" if $PROGRAM_NAME == FILE " was mentioned briefly in the Debugging/Writing Testable Code section of the alpha course as the common trick to debugging, but I am still confused by how it operates. Could someone explain further? Thanks! The text and example code from alpha are:
“The solution is the trick if $PROGRAM_NAME == FILE. This checks to see if the currently running program ($PROGRAM_NAME) is the same as the current file (primes.rb). If so, then the current file is being invoked as a script, so we should kick things off. Otherwise, we’re loading it as part of some other program (like irb or Pry - we’ll get to these soon), and we shouldn’t do more than load the method definitions so that someone else may use them.”
(1…num).each do |idx|
if num % idx == 0
ps = 
num = 1
while ps.count < num_primes
primes << num if prime?(num)
if $PROGRAM_NAME == FILE
$PROGRAM_NAME is a global variable. It points to the argument (program name) we type after we type ‘ruby’ in the terminal.
File is the actual file we are currently in.
When we write
if $PROGRAM_NAME == FILE we are comparing the two. If they are equal execute whatever code we put beneath it.
This is very helpful for debugging and being able to quickly execute code that we’ve written from the command line.

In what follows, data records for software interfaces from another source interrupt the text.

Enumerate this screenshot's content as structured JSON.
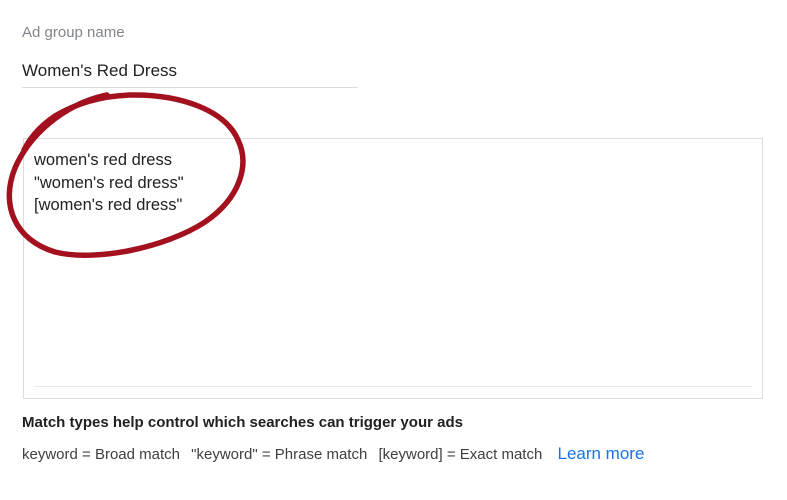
{
  "ad_group": {
    "label": "Ad group name",
    "value": "Women's Red Dress"
  },
  "keywords": {
    "text": "women's red dress\n\"women's red dress\"\n[women's red dress\"",
    "annotation_color": "#a3111f"
  },
  "help": {
    "title": "Match types help control which searches can trigger your ads",
    "broad": "keyword = Broad match",
    "phrase": "\"keyword\" = Phrase match",
    "exact": "[keyword] = Exact match",
    "learn_more": "Learn more",
    "link_color": "#1a73e8"
  }
}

Additionally, when we start breaking our code out over multiple files, it gives us the ability to write test code that will only execute if we run that file specifically but will not run when that file is being imported/required by another file.

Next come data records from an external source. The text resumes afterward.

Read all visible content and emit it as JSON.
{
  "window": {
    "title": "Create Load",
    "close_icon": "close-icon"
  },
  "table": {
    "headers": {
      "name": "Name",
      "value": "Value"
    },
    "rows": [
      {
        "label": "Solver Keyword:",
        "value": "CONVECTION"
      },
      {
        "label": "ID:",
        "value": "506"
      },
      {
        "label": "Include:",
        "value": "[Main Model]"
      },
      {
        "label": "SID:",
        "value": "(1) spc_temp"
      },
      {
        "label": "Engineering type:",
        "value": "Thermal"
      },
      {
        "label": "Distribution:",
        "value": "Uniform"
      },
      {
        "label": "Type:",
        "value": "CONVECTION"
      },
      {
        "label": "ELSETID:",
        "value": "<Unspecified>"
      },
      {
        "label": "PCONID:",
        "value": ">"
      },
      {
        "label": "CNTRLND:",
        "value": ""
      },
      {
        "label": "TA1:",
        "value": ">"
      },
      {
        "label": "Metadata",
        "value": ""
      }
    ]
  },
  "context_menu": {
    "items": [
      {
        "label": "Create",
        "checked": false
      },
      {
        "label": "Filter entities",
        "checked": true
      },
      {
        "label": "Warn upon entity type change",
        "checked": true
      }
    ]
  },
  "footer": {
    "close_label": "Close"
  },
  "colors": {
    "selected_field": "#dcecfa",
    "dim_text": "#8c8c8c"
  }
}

So, from the example above, if we write
ruby primes.rb it would execute the code beneath
if $PROGRAM_NAME == FILE. But, if we had a file named
math.rb that required
primes.rb, when we type
ruby math.rb that same code beneath the if statement from primes.rb would not execute.
A great, easy to do, exercise would be to drop a debugger into you code and actually type in
__FILE__ to see what they are. Don’t be afraid to use the debugger to help you understand what all these variables are/do.